More people are being diagnosed with lung cancer early, according to latest figures from the National Lung Cancer Audit (NLCA).
Using data provided by Public Health England (PHE), the Welsh Cancer Network, and lung cancer teams in Jersey and Guernsey, the NCLA aims to provide essential insight into the quality care and outcomes for people with lung cancer before making recommendations to improve the experiences of those affected by the disease.
In its latest report, published on Thursday 13th August, the number of people who were diagnosed with early stage lung cancer has increased to 29 per cent (up from 26% in 2016). Similarly, the number of people diagnosed with late stage lung cancer has decreased from 53% to 49% for the same period.
One-year survival in people diagnosed with stage 3 lung cancer increased significantly from 45% to 63%.

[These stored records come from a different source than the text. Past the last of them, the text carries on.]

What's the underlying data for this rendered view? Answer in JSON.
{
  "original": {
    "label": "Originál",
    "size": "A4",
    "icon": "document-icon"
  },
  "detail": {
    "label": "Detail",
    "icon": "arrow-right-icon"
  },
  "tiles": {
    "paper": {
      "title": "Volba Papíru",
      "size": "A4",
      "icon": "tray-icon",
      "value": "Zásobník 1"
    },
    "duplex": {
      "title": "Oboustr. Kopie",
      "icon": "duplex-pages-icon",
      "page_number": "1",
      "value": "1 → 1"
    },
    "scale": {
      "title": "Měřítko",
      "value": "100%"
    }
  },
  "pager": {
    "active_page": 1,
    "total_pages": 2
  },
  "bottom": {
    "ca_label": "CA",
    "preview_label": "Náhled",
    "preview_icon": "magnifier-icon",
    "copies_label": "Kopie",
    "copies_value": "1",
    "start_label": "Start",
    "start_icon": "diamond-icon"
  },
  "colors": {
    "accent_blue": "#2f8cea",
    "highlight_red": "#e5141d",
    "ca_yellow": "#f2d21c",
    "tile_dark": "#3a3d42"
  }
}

The number of people who had access to specialist nursing also increased from 71% to 74%. It is absolutely vital that people receive the support from a lung cancer nurse specialist; a research study found people with lung cancer lived longer and coped better with treatments when under the care of a lung cancer nurse specialist. They also had a lower risk of being admitted into hospital unnecessarily.
Paula Chadwick is the chief executive of Roy Castle Lung Cancer Foundation:
“The latest figures from the national lung cancer audit are very promising, particularly the increase in early detection rates.
This year marks our 30th anniversary. When we first set out, it was our aim to give those diagnose the best chance of survival. We know early detection is the key to unlocking this and the fact that nearly a third of patients are now diagnosed early is an incredible step forward, and with the help of this invaluable audit, we hope to see these rates continue to rise and the lung cancer landscape continue to improve.”
The latest audit is available to read here.